** Data provided follows **

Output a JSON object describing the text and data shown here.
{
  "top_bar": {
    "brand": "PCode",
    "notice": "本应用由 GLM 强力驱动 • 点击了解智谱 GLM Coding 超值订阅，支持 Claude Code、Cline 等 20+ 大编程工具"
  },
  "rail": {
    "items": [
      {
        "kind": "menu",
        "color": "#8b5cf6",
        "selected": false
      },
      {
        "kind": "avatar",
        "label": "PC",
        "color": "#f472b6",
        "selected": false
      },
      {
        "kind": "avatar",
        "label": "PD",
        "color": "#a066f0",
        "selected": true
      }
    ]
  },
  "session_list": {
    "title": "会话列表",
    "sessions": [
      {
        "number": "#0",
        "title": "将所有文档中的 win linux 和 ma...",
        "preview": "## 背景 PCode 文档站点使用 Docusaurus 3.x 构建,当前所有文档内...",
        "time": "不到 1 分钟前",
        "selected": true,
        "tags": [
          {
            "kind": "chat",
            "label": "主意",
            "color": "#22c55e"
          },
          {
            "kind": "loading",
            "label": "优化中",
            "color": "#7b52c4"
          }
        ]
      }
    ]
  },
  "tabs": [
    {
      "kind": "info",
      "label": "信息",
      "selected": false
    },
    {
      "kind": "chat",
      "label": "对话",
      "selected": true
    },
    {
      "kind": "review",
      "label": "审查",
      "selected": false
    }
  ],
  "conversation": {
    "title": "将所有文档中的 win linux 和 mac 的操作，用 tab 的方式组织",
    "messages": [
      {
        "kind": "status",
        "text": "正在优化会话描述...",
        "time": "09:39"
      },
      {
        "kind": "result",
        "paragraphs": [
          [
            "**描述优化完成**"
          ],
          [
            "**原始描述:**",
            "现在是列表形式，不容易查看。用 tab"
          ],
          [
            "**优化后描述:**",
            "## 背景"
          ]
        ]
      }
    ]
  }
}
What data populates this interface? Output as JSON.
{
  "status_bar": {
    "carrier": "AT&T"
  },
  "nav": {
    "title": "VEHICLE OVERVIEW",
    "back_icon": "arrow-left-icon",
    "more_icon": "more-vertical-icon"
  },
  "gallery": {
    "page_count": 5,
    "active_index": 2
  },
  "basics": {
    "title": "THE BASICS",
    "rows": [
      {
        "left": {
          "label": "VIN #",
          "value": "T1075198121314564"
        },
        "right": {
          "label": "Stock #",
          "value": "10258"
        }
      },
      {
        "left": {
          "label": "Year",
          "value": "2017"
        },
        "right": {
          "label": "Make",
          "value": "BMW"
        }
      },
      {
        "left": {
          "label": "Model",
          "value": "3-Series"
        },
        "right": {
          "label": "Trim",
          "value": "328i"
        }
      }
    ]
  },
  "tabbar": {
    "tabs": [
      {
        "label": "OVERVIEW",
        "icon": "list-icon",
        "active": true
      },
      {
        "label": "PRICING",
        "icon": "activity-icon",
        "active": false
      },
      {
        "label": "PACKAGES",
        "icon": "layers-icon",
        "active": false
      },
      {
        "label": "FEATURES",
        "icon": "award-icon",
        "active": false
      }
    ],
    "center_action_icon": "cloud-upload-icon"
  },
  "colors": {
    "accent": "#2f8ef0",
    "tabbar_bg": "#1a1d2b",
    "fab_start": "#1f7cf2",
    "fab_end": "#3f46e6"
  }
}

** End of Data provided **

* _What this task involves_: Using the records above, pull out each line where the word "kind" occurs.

* _Exercise output_:
        "kind": "menu",
        "kind": "avatar",
        "kind": "avatar",
            "kind": "chat",
            "kind": "loading",
      "kind": "info",
      "kind": "chat",
      "kind": "review",
        "kind": "status",
        "kind": "result",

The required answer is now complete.